EXERCISE OBJECTIVE
Please look for the string "weekday" below and report every line in which it occurs.

Excerpts from an interface dataset:
-----

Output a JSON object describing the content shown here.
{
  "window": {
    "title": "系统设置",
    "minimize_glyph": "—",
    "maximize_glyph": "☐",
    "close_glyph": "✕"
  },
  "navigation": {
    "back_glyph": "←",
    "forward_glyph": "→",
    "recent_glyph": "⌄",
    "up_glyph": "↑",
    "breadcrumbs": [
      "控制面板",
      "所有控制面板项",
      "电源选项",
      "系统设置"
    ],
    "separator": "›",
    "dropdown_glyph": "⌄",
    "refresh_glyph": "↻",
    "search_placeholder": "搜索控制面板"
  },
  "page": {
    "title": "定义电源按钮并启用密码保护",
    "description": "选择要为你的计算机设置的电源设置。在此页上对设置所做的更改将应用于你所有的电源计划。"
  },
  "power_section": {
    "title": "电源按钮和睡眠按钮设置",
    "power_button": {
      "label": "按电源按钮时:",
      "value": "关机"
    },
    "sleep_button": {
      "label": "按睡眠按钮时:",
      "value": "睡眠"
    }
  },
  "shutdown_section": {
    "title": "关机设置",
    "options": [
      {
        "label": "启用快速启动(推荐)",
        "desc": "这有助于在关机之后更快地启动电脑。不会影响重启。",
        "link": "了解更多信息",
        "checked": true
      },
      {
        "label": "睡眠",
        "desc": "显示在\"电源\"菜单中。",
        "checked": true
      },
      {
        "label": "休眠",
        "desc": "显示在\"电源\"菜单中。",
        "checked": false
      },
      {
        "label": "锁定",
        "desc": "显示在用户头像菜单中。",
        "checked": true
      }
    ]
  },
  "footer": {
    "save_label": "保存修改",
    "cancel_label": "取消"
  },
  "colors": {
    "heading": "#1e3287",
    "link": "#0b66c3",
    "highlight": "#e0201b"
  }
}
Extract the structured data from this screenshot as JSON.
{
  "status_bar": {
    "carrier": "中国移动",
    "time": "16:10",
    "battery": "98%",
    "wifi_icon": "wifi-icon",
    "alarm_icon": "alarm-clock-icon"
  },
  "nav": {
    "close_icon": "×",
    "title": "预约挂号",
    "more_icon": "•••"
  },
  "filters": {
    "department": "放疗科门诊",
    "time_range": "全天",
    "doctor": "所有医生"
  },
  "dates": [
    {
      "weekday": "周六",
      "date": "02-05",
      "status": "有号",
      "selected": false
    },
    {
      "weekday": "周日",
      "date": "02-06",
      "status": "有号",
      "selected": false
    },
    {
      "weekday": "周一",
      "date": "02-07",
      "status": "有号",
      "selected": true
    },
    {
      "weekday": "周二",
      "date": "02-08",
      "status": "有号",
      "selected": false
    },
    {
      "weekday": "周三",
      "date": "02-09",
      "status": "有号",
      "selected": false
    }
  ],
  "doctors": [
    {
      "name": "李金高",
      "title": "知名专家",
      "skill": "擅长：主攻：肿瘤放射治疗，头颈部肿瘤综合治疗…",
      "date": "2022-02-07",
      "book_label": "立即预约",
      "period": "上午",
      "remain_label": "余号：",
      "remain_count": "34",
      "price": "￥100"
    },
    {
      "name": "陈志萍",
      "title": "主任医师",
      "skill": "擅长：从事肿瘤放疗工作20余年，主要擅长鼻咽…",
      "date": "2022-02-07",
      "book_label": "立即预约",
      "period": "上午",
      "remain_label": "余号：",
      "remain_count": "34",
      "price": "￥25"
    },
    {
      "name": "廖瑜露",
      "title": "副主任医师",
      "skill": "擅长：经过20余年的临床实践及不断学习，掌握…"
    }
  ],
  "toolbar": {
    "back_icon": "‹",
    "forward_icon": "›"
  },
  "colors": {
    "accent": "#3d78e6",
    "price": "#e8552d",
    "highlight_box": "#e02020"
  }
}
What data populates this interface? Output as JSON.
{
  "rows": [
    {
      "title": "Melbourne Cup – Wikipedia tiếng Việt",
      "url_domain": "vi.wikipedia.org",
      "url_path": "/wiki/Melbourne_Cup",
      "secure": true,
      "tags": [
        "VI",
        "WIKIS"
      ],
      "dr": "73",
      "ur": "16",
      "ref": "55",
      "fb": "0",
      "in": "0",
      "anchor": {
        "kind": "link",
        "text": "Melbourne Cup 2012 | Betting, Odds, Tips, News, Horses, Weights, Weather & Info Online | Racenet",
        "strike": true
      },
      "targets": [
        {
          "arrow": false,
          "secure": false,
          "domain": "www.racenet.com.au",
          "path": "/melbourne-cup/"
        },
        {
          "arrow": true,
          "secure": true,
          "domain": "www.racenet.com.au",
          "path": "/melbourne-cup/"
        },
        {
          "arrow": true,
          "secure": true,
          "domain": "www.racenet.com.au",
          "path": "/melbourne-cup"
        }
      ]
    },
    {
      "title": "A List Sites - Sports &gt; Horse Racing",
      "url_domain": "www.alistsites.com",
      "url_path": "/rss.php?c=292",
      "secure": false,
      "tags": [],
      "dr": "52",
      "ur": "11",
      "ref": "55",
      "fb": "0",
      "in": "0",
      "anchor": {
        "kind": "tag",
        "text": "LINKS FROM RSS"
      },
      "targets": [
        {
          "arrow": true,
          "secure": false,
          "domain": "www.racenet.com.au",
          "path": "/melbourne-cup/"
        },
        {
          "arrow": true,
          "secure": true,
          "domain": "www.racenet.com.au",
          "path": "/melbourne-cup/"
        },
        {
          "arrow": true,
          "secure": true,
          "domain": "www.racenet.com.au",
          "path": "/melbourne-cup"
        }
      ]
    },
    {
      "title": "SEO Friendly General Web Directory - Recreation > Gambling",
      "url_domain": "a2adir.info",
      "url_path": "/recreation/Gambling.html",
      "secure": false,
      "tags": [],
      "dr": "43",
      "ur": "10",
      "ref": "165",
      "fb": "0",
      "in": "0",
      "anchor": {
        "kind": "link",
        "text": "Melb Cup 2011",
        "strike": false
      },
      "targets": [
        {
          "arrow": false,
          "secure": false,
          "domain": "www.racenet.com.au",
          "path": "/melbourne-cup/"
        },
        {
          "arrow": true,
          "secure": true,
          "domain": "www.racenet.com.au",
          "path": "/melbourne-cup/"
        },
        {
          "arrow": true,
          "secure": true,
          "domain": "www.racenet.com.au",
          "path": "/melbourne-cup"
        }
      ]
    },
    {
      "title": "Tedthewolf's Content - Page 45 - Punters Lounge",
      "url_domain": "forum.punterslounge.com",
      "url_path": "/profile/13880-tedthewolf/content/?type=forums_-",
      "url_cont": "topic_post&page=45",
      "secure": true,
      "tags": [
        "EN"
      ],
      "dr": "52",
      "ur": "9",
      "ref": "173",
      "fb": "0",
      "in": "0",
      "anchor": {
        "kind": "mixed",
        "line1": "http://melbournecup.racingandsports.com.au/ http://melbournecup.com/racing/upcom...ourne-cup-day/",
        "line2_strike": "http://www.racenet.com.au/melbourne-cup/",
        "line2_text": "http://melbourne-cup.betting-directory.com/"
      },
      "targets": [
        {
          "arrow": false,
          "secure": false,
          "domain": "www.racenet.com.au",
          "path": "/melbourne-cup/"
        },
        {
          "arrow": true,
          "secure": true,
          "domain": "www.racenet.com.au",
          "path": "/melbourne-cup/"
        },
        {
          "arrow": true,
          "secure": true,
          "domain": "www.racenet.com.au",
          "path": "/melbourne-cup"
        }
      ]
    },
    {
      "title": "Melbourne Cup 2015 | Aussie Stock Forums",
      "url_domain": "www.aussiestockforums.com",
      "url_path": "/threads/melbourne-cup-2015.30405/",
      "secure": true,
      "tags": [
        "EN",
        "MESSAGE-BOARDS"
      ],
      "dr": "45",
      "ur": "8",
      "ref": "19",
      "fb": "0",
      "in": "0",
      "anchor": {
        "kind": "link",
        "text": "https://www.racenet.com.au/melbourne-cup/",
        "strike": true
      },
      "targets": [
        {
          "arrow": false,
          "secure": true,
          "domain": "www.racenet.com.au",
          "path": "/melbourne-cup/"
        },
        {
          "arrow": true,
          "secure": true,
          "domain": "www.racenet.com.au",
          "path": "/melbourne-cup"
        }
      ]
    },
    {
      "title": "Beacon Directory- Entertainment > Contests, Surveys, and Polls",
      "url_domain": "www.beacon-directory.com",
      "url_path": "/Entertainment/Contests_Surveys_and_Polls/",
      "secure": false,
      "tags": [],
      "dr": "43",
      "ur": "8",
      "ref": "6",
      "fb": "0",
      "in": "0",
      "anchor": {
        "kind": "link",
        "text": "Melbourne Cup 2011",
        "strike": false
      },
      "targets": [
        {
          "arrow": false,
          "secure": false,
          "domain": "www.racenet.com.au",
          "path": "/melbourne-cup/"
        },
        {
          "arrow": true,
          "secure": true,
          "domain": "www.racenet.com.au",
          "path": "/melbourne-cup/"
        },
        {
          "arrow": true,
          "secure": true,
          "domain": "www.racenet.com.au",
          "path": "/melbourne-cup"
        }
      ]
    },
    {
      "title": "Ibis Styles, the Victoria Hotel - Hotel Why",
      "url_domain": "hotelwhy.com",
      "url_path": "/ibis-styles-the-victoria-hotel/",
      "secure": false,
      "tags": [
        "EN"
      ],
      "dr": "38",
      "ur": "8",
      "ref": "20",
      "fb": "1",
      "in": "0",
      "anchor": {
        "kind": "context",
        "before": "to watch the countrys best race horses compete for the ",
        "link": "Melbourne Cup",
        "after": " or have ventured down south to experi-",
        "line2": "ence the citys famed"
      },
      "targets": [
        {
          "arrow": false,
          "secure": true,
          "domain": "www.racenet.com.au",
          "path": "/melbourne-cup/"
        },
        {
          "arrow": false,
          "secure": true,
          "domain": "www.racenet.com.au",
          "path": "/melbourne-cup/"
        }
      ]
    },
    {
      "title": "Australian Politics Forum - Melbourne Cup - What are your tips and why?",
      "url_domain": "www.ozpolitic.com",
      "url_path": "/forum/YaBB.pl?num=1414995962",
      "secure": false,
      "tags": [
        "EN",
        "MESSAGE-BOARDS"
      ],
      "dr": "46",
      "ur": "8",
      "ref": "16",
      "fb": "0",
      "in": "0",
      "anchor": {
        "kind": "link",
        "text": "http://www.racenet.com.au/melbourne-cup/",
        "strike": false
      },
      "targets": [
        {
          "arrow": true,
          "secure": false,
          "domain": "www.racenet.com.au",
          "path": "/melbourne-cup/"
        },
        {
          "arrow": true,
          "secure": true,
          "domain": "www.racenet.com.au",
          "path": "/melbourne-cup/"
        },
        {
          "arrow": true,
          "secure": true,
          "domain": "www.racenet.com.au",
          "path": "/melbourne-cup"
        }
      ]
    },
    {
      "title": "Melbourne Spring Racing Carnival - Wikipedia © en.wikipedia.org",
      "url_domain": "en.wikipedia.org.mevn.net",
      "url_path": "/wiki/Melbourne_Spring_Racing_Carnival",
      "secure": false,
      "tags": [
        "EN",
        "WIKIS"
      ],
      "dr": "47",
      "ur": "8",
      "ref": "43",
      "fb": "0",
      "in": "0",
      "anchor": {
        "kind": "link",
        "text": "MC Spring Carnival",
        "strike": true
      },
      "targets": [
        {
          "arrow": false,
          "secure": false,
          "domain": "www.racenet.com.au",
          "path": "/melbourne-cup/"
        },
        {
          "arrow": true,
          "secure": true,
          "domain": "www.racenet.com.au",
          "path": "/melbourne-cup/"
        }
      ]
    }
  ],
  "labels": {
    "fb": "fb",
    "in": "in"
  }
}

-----

YOUR RESPONSE
      "weekday": "周六",
      "weekday": "周日",
      "weekday": "周一",
      "weekday": "周二",
      "weekday": "周三",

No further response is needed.